[Recorded data]
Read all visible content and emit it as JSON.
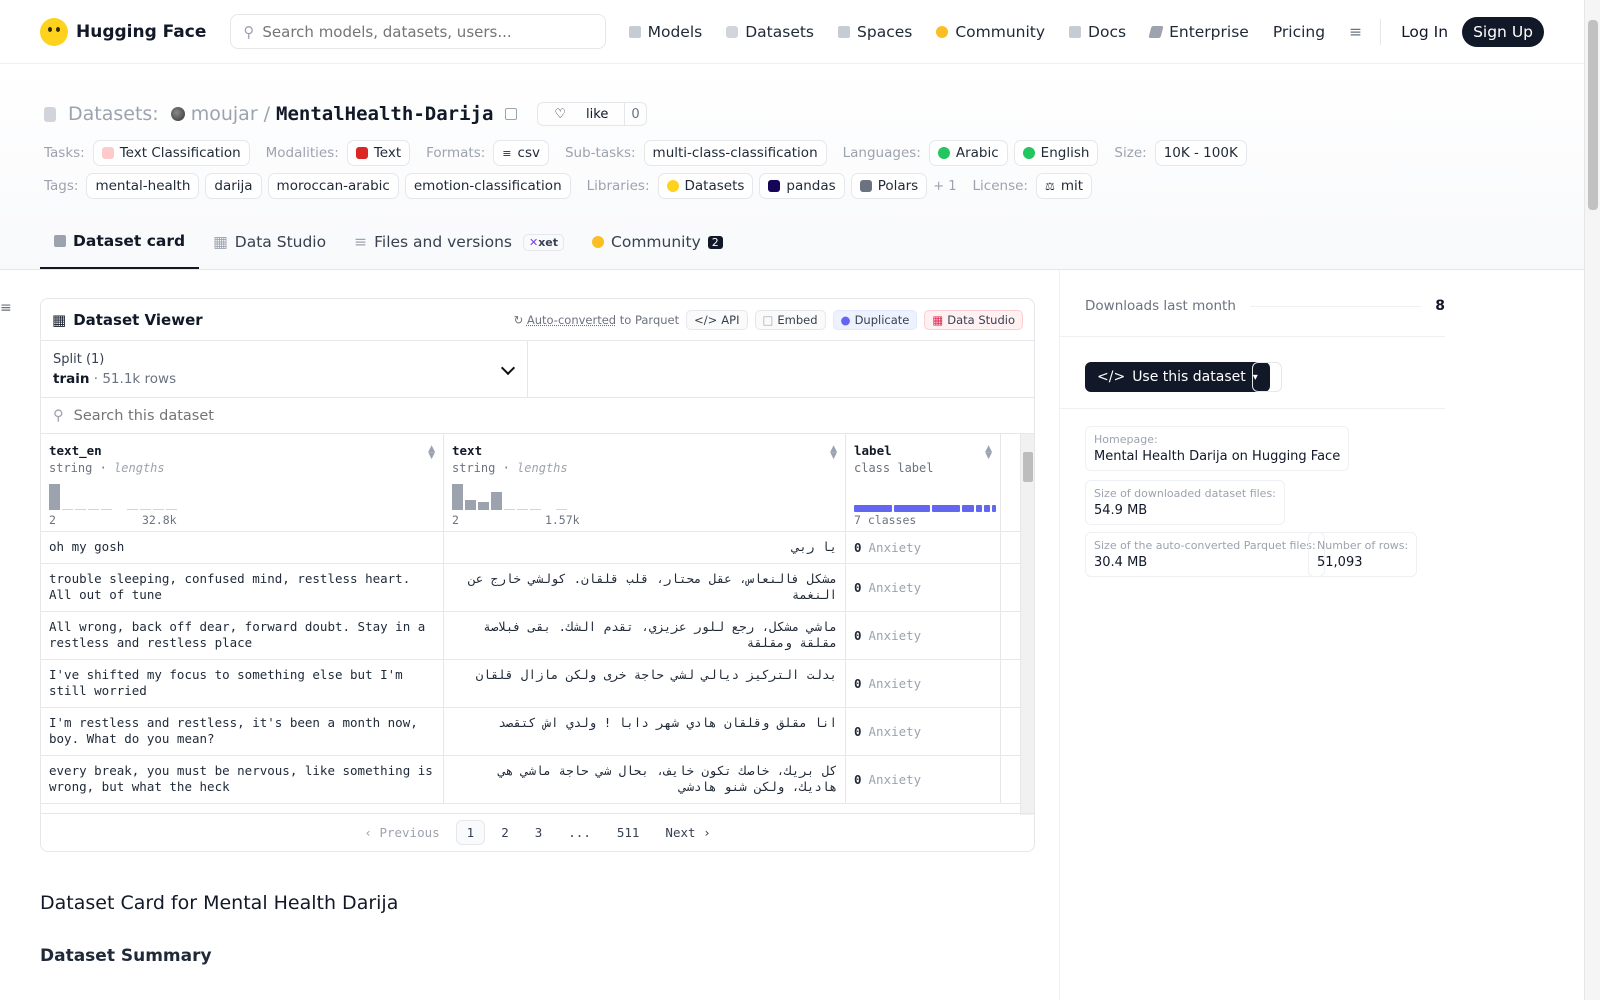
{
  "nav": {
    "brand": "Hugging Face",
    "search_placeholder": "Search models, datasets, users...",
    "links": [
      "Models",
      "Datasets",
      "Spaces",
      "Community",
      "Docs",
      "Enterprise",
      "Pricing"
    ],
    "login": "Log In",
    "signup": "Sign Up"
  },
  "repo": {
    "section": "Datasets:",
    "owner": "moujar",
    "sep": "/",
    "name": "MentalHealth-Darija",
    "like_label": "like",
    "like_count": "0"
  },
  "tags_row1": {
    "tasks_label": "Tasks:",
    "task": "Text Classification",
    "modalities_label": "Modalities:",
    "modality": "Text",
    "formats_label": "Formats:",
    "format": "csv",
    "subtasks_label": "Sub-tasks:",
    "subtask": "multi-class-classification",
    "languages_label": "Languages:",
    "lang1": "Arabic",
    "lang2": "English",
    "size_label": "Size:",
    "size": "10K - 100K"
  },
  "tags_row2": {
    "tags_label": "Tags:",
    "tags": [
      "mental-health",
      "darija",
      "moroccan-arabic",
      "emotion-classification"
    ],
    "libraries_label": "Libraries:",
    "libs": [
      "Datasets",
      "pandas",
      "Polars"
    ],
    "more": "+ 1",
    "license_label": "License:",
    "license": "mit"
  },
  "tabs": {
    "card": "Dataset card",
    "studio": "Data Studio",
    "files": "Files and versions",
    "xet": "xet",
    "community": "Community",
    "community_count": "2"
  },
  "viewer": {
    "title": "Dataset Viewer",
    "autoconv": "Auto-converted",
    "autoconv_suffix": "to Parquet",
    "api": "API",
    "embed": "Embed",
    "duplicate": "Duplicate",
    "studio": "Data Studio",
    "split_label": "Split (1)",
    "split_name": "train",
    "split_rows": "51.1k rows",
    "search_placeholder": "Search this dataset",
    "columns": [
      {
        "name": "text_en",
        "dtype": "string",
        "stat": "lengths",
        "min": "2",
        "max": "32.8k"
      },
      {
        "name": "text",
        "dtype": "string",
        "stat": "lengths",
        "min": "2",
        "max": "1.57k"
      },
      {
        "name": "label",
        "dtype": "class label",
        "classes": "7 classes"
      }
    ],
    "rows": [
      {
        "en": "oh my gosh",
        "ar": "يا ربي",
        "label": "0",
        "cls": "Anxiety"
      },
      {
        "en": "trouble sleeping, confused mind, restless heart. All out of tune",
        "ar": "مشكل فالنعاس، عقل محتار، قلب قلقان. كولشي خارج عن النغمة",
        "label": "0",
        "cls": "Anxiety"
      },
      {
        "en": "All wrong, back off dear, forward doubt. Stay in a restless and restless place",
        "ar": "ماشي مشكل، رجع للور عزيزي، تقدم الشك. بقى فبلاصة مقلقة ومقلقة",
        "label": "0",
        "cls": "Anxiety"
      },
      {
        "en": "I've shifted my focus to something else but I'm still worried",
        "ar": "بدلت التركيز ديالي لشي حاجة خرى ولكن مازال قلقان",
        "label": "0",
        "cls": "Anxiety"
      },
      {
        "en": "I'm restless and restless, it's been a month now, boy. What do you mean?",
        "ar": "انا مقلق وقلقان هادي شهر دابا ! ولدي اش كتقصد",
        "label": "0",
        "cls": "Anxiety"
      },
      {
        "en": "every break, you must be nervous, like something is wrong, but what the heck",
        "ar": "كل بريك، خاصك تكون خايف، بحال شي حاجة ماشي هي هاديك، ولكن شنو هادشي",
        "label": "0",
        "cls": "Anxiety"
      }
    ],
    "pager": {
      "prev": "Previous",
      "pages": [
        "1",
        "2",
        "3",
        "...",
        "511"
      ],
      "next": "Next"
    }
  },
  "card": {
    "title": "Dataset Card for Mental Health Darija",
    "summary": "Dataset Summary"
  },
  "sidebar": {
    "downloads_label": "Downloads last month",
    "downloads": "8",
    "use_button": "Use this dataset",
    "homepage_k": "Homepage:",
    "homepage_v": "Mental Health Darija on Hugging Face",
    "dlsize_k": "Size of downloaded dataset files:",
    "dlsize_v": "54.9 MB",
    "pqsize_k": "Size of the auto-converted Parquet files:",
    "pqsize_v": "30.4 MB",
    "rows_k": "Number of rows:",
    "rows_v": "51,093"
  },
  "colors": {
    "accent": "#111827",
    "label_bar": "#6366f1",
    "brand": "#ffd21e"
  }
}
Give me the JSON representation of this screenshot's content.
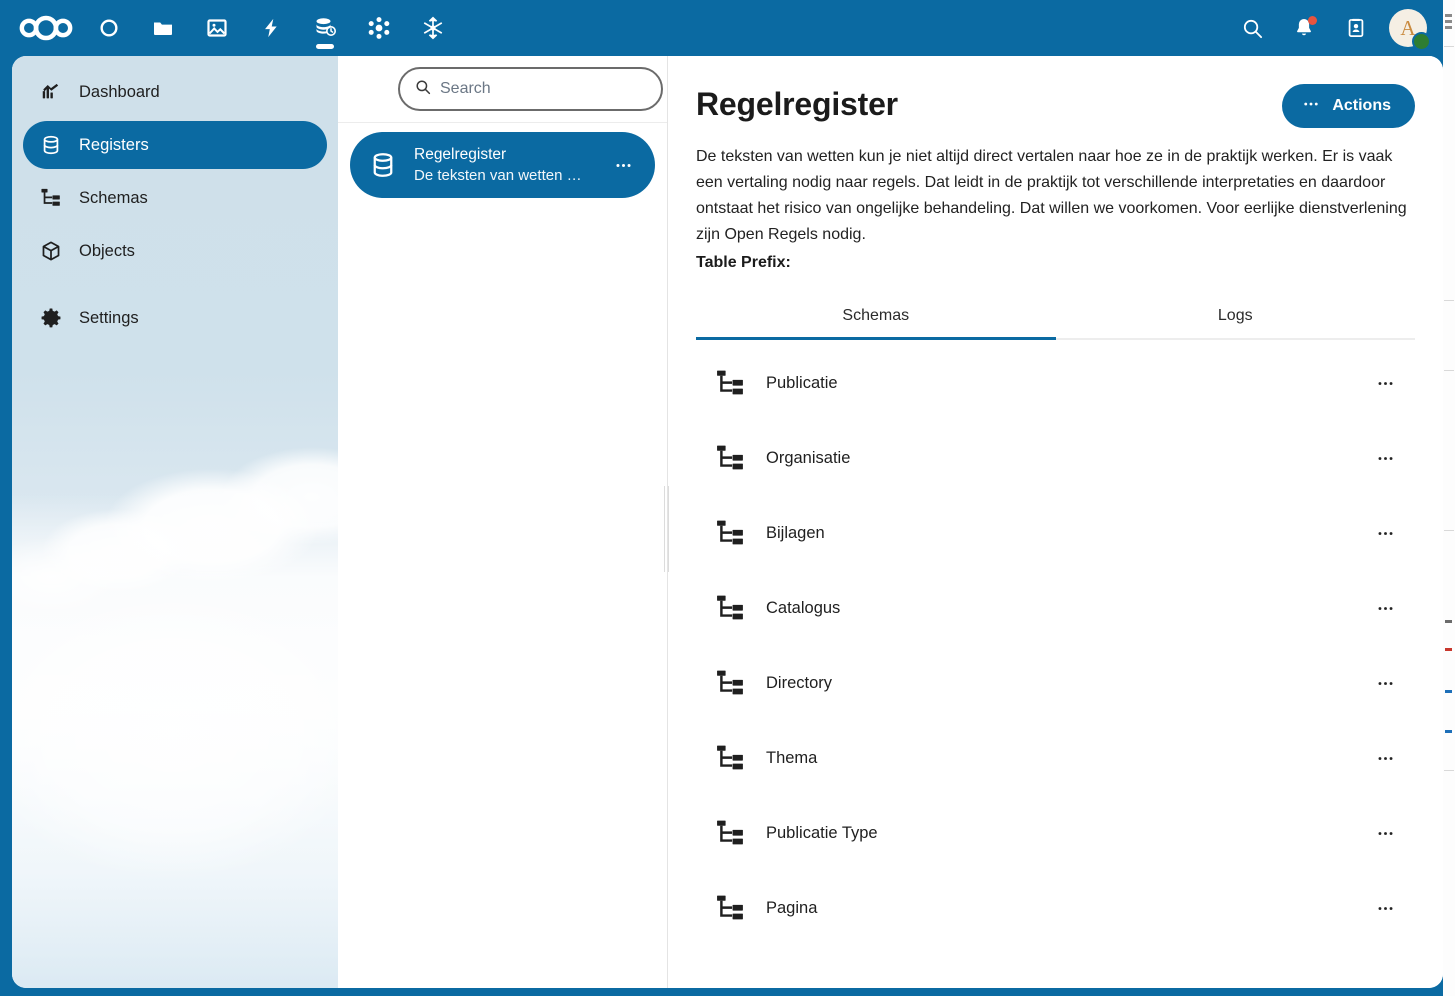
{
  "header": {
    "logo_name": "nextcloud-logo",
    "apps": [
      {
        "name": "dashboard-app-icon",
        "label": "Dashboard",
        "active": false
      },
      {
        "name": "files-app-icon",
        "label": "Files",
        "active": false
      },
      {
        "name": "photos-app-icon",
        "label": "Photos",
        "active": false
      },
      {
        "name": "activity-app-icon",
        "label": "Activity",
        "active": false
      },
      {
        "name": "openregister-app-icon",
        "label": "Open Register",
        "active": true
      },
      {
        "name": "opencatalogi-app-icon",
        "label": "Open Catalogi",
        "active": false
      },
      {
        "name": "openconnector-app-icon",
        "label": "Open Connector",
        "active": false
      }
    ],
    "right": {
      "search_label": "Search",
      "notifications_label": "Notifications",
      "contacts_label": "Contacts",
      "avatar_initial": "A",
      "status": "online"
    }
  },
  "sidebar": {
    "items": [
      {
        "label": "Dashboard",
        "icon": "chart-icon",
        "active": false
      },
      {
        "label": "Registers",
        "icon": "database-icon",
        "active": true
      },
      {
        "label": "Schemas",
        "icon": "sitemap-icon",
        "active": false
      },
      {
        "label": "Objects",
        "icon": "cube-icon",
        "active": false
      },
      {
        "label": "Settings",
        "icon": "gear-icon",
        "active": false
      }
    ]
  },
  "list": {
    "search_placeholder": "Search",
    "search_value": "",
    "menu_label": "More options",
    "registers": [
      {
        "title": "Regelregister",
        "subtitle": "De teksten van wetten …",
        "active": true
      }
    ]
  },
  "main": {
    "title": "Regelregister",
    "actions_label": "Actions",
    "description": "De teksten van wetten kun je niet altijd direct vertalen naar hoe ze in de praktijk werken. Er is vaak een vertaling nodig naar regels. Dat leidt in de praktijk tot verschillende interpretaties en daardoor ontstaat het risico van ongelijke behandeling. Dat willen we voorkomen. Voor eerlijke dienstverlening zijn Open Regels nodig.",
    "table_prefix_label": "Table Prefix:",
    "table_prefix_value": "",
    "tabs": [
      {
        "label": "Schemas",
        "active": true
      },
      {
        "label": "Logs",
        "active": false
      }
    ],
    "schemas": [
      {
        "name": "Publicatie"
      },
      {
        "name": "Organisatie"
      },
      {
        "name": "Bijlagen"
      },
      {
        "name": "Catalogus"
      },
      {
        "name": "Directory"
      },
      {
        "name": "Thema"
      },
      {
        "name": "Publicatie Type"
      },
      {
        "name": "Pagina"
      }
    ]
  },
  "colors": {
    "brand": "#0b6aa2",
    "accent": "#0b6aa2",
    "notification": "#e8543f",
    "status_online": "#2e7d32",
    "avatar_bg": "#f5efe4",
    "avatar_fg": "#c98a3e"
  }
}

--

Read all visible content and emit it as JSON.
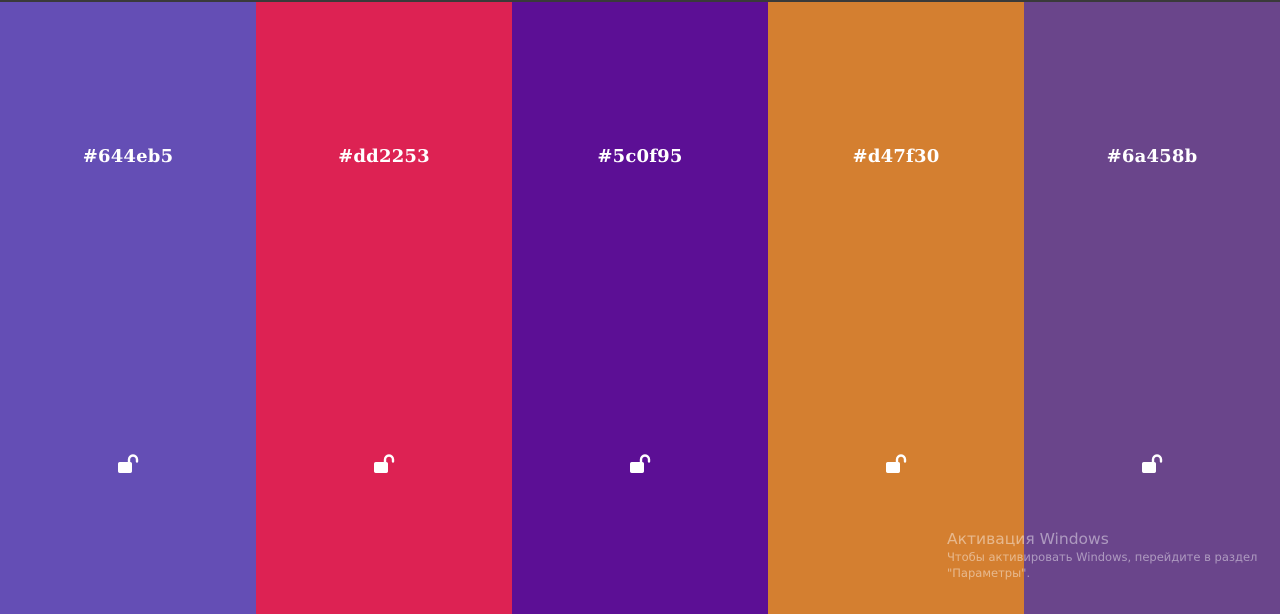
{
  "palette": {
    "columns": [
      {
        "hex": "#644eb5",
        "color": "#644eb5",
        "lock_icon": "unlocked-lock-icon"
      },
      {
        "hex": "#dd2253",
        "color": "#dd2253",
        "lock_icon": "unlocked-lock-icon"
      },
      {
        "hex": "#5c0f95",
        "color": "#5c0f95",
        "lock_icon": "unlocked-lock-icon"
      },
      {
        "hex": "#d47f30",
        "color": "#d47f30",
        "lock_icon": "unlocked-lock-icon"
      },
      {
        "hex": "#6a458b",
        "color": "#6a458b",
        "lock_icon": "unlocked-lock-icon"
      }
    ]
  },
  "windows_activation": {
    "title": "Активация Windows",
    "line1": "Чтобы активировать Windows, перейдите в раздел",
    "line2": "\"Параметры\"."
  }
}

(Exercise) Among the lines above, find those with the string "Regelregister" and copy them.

(Solution to the exercise)
        "title": "Regelregister",
    "title": "Regelregister",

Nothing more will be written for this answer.